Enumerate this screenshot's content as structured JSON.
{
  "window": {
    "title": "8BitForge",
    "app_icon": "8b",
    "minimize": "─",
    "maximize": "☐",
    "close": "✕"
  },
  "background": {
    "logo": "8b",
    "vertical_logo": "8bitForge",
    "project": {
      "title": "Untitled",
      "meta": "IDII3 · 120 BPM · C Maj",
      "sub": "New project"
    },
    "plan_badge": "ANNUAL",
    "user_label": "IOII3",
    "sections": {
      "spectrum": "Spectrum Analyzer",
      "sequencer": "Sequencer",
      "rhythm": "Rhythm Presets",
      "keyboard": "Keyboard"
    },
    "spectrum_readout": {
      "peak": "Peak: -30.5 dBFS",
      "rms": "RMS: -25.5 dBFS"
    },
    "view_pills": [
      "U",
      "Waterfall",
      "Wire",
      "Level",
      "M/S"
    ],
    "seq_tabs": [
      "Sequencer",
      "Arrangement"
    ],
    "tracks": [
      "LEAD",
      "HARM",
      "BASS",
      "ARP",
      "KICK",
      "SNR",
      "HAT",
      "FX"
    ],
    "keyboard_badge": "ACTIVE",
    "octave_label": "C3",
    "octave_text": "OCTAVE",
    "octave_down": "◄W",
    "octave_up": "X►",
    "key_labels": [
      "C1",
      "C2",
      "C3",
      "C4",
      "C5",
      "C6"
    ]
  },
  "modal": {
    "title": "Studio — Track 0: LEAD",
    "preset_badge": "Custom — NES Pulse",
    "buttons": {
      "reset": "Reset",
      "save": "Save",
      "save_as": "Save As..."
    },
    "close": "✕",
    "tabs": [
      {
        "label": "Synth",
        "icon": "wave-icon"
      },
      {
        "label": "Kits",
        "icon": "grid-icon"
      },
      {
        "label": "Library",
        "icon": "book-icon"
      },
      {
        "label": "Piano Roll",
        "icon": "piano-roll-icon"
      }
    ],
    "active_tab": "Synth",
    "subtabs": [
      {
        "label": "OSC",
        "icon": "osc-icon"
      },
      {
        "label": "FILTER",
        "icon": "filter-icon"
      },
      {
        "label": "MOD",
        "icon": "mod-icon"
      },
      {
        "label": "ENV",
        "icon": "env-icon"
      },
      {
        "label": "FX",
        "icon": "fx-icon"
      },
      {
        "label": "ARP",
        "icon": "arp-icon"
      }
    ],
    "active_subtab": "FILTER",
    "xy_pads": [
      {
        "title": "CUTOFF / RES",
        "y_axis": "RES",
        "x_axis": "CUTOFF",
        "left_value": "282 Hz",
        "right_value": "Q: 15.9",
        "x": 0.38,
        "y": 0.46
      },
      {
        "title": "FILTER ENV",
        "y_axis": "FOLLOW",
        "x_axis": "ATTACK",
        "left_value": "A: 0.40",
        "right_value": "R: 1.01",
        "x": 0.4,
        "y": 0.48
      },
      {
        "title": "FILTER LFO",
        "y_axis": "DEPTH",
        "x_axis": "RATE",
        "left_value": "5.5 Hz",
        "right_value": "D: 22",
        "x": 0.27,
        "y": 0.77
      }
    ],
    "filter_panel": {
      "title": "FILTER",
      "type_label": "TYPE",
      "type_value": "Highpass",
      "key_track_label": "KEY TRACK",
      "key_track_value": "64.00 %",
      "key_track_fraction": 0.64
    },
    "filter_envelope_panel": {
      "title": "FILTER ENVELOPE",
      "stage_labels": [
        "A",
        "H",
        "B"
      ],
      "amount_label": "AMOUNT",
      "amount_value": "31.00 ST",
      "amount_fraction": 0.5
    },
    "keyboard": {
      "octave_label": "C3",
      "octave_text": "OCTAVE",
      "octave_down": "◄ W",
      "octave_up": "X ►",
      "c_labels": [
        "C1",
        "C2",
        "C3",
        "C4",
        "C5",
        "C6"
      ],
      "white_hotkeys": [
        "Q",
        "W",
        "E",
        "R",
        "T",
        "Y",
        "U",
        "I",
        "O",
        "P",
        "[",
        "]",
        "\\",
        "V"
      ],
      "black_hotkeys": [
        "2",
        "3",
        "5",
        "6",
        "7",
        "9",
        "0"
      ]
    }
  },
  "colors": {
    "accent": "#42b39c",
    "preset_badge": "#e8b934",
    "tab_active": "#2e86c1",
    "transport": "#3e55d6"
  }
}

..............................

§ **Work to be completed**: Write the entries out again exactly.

§ **Solution**:
Enumerate this screenshot's content as structured JSON.
{
  "window": {
    "title": "8BitForge",
    "app_icon": "8b",
    "minimize": "─",
    "maximize": "☐",
    "close": "✕"
  },
  "background": {
    "logo": "8b",
    "vertical_logo": "8bitForge",
    "project": {
      "title": "Untitled",
      "meta": "IDII3 · 120 BPM · C Maj",
      "sub": "New project"
    },
    "plan_badge": "ANNUAL",
    "user_label": "IOII3",
    "sections": {
      "spectrum": "Spectrum Analyzer",
      "sequencer": "Sequencer",
      "rhythm": "Rhythm Presets",
      "keyboard": "Keyboard"
    },
    "spectrum_readout": {
      "peak": "Peak: -30.5 dBFS",
      "rms": "RMS: -25.5 dBFS"
    },
    "view_pills": [
      "U",
      "Waterfall",
      "Wire",
      "Level",
      "M/S"
    ],
    "seq_tabs": [
      "Sequencer",
      "Arrangement"
    ],
    "tracks": [
      "LEAD",
      "HARM",
      "BASS",
      "ARP",
      "KICK",
      "SNR",
      "HAT",
      "FX"
    ],
    "keyboard_badge": "ACTIVE",
    "octave_label": "C3",
    "octave_text": "OCTAVE",
    "octave_down": "◄W",
    "octave_up": "X►",
    "key_labels": [
      "C1",
      "C2",
      "C3",
      "C4",
      "C5",
      "C6"
    ]
  },
  "modal": {
    "title": "Studio — Track 0: LEAD",
    "preset_badge": "Custom — NES Pulse",
    "buttons": {
      "reset": "Reset",
      "save": "Save",
      "save_as": "Save As..."
    },
    "close": "✕",
    "tabs": [
      {
        "label": "Synth",
        "icon": "wave-icon"
      },
      {
        "label": "Kits",
        "icon": "grid-icon"
      },
      {
        "label": "Library",
        "icon": "book-icon"
      },
      {
        "label": "Piano Roll",
        "icon": "piano-roll-icon"
      }
    ],
    "active_tab": "Synth",
    "subtabs": [
      {
        "label": "OSC",
        "icon": "osc-icon"
      },
      {
        "label": "FILTER",
        "icon": "filter-icon"
      },
      {
        "label": "MOD",
        "icon": "mod-icon"
      },
      {
        "label": "ENV",
        "icon": "env-icon"
      },
      {
        "label": "FX",
        "icon": "fx-icon"
      },
      {
        "label": "ARP",
        "icon": "arp-icon"
      }
    ],
    "active_subtab": "FILTER",
    "xy_pads": [
      {
        "title": "CUTOFF / RES",
        "y_axis": "RES",
        "x_axis": "CUTOFF",
        "left_value": "282 Hz",
        "right_value": "Q: 15.9",
        "x": 0.38,
        "y": 0.46
      },
      {
        "title": "FILTER ENV",
        "y_axis": "FOLLOW",
        "x_axis": "ATTACK",
        "left_value": "A: 0.40",
        "right_value": "R: 1.01",
        "x": 0.4,
        "y": 0.48
      },
      {
        "title": "FILTER LFO",
        "y_axis": "DEPTH",
        "x_axis": "RATE",
        "left_value": "5.5 Hz",
        "right_value": "D: 22",
        "x": 0.27,
        "y": 0.77
      }
    ],
    "filter_panel": {
      "title": "FILTER",
      "type_label": "TYPE",
      "type_value": "Highpass",
      "key_track_label": "KEY TRACK",
      "key_track_value": "64.00 %",
      "key_track_fraction": 0.64
    },
    "filter_envelope_panel": {
      "title": "FILTER ENVELOPE",
      "stage_labels": [
        "A",
        "H",
        "B"
      ],
      "amount_label": "AMOUNT",
      "amount_value": "31.00 ST",
      "amount_fraction": 0.5
    },
    "keyboard": {
      "octave_label": "C3",
      "octave_text": "OCTAVE",
      "octave_down": "◄ W",
      "octave_up": "X ►",
      "c_labels": [
        "C1",
        "C2",
        "C3",
        "C4",
        "C5",
        "C6"
      ],
      "white_hotkeys": [
        "Q",
        "W",
        "E",
        "R",
        "T",
        "Y",
        "U",
        "I",
        "O",
        "P",
        "[",
        "]",
        "\\",
        "V"
      ],
      "black_hotkeys": [
        "2",
        "3",
        "5",
        "6",
        "7",
        "9",
        "0"
      ]
    }
  },
  "colors": {
    "accent": "#42b39c",
    "preset_badge": "#e8b934",
    "tab_active": "#2e86c1",
    "transport": "#3e55d6"
  }
}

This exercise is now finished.